Mice Overexpressing Both Non-Mutated Human SOD1 and Mutated SOD1(G93A) Genes: A Competent Experimental Model for Studying Iron Metabolism in Amyotrophic Lateral Sclerosis. Gajowiak A, Styś A, Starzyński RR, Bednarz A, Lenartowicz M, Staroń R, Lipiński P. Front Mol Neurosci. 2016 Jan 6;8:82. PMID: 26778957

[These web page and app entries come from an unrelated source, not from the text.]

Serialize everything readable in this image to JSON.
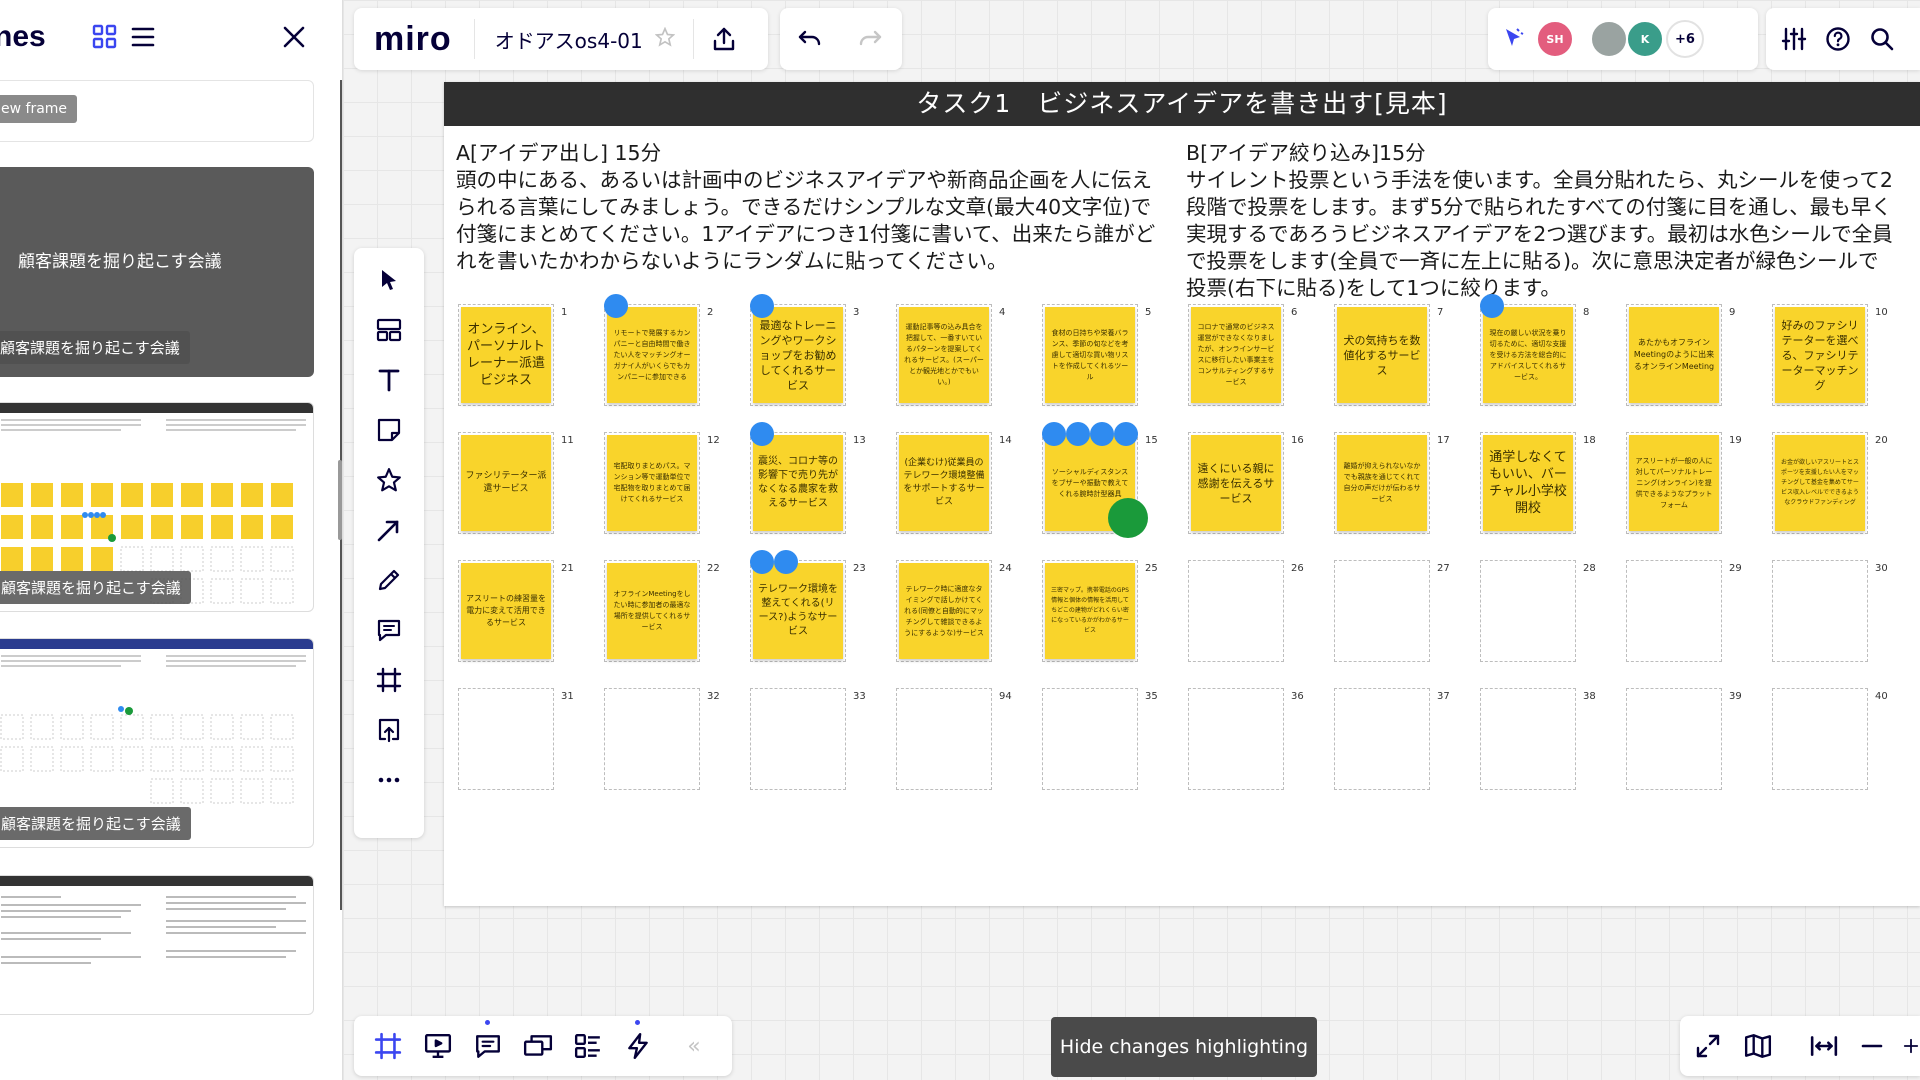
{
  "frames_panel": {
    "title": "nes",
    "new_frame_label": "ew frame",
    "thumb1_title": "顧客課題を掘り起こす会議",
    "thumb1_tag": "顧客課題を掘り起こす会議",
    "thumb2_tag": "顧客課題を掘り起こす会議",
    "thumb3_tag": "顧客課題を掘り起こす会議"
  },
  "topbar": {
    "logo": "miro",
    "board_name": "オドアスos4-01",
    "avatars": [
      {
        "initials": "SH",
        "color": "#e35d7e"
      },
      {
        "initials": "",
        "color": "#9aa3a1"
      },
      {
        "initials": "K",
        "color": "#3a9d8a"
      }
    ],
    "more_count": "+6"
  },
  "frame": {
    "title": "タスク1　ビジネスアイデアを書き出す[見本]",
    "text_a": "A[アイデア出し] 15分\n頭の中にある、あるいは計画中のビジネスアイデアや新商品企画を人に伝えられる言葉にしてみましょう。できるだけシンプルな文章(最大40文字位)で付箋にまとめてください。1アイデアにつき1付箋に書いて、出来たら誰がどれを書いたかわからないようにランダムに貼ってください。",
    "text_b": "B[アイデア絞り込み]15分\nサイレント投票という手法を使います。全員分貼れたら、丸シールを使って2段階で投票をします。まず5分で貼られたすべての付箋に目を通し、最も早く実現するであろうビジネスアイデアを2つ選びます。最初は水色シールで全員で投票をします(全員で一斉に左上に貼る)。次に意思決定者が緑色シールで投票(右下に貼る)をして1つに絞ります。"
  },
  "cells": [
    {
      "num": "1",
      "text": "オンライン、パーソナルトレーナー派遣ビジネス",
      "size": 13
    },
    {
      "num": "2",
      "text": "リモートで発展するカンパニーと自由時間で働きたい人をマッチングオーガナイ人がいくらでもカンパニーに参加できる",
      "size": 7
    },
    {
      "num": "3",
      "text": "最適なトレーニングやワークショップをお勧めしてくれるサービス",
      "size": 11
    },
    {
      "num": "4",
      "text": "運動記事等の込み具合を把握して、一番すいているパターンを提案してくれるサービス。(スーパーとか観光地とかでもいい。)",
      "size": 7
    },
    {
      "num": "5",
      "text": "食材の日持ちや栄養バランス、季節の旬などを考慮して適切な買い物リストを作成してくれるツール",
      "size": 7
    },
    {
      "num": "6",
      "text": "コロナで通常のビジネス運営ができなくなりましたが、オンラインサービスに移行したい事業主をコンサルティングするサービス",
      "size": 7
    },
    {
      "num": "7",
      "text": "犬の気持ちを数値化するサービス",
      "size": 11
    },
    {
      "num": "8",
      "text": "現在の厳しい状況を乗り切るために、適切な支援を受ける方法を総合的にアドバイスしてくれるサービス。",
      "size": 7
    },
    {
      "num": "9",
      "text": "あたかもオフラインMeetingのように出来るオンラインMeeting",
      "size": 8
    },
    {
      "num": "10",
      "text": "好みのファシリテーターを選べる、ファシリテーターマッチング",
      "size": 11
    },
    {
      "num": "11",
      "text": "ファシリテーター派遣サービス",
      "size": 9
    },
    {
      "num": "12",
      "text": "宅配取りまとめパス。マンション等で運動単位で宅配物を取りまとめて届けてくれるサービス",
      "size": 7
    },
    {
      "num": "13",
      "text": "震災、コロナ等の影響下で売り先がなくなる農家を救えるサービス",
      "size": 10
    },
    {
      "num": "14",
      "text": "(企業むけ)従業員のテレワーク環境整備をサポートするサービス",
      "size": 9
    },
    {
      "num": "15",
      "text": "ソーシャルディスタンスをブザーや振動で教えてくれる腕時計型器具",
      "size": 7
    },
    {
      "num": "16",
      "text": "遠くにいる親に感謝を伝えるサービス",
      "size": 11
    },
    {
      "num": "17",
      "text": "離婚が抑えられないなかでも親族を通じてくれて自分の声だけが伝わるサービス",
      "size": 7
    },
    {
      "num": "18",
      "text": "通学しなくてもいい、バーチャル小学校開校",
      "size": 13
    },
    {
      "num": "19",
      "text": "アスリートが一般の人に対してパーソナルトレーニング(オンライン)を提供できるようなプラットフォーム",
      "size": 7
    },
    {
      "num": "20",
      "text": "お金が欲しいアスリートとスポーツを支援したい人をマッチングして基金を集めてサービス収入レベルでできるようなクラウドファンディング",
      "size": 6
    },
    {
      "num": "21",
      "text": "アスリートの練習量を電力に変えて活用できるサービス",
      "size": 8
    },
    {
      "num": "22",
      "text": "オフラインMeetingをしたい時に参加者の最適な場所を提供してくれるサービス",
      "size": 7
    },
    {
      "num": "23",
      "text": "テレワーク環境を整えてくれる(リース?)ようなサービス",
      "size": 10
    },
    {
      "num": "24",
      "text": "テレワーク時に適度なタイミングで話しかけてくれる(同僚と自動的にマッチングして雑談できるようにするような)サービス",
      "size": 7
    },
    {
      "num": "25",
      "text": "三密マップ。携帯電話のGPS情報と個体の情報を活用してちどこの建物がどれくらい密になっているかがわかるサービス",
      "size": 6
    },
    {
      "num": "26"
    },
    {
      "num": "27"
    },
    {
      "num": "28"
    },
    {
      "num": "29"
    },
    {
      "num": "30"
    },
    {
      "num": "31"
    },
    {
      "num": "32"
    },
    {
      "num": "33"
    },
    {
      "num": "94"
    },
    {
      "num": "35"
    },
    {
      "num": "36"
    },
    {
      "num": "37"
    },
    {
      "num": "38"
    },
    {
      "num": "39"
    },
    {
      "num": "40"
    }
  ],
  "votes": {
    "blue_color": "#2f8bf0",
    "green_color": "#1a9a3a",
    "blue": [
      {
        "cell": 1,
        "count": 1
      },
      {
        "cell": 2,
        "count": 1
      },
      {
        "cell": 7,
        "count": 1
      },
      {
        "cell": 12,
        "count": 1
      },
      {
        "cell": 14,
        "count": 4
      },
      {
        "cell": 22,
        "count": 2
      }
    ],
    "green": [
      {
        "cell": 14
      }
    ]
  },
  "toolbar": {
    "tools": [
      "select-cursor-icon",
      "templates-icon",
      "text-icon",
      "sticky-note-icon",
      "shapes-star-icon",
      "connection-line-icon",
      "pen-icon",
      "comment-icon",
      "frame-icon",
      "upload-icon",
      "more-icon"
    ]
  },
  "bottom": {
    "hide_changes_label": "Hide changes highlighting",
    "collapse_label": "«"
  }
}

Amyotrophic Lateral Sclerosis Overview. Kinsley L, Siddique T. In: Adam MP, Ardinger HH, Pagon RA, Wallace SE, Bean LJH, Stephens K, Amemiya A, editors. GeneReviews® [Internet]. Seattle (WA): University of Washington, Seattle; 1993-2018. 2001 Mar 23 [updated 2015 Feb 12]. PMID: 20301623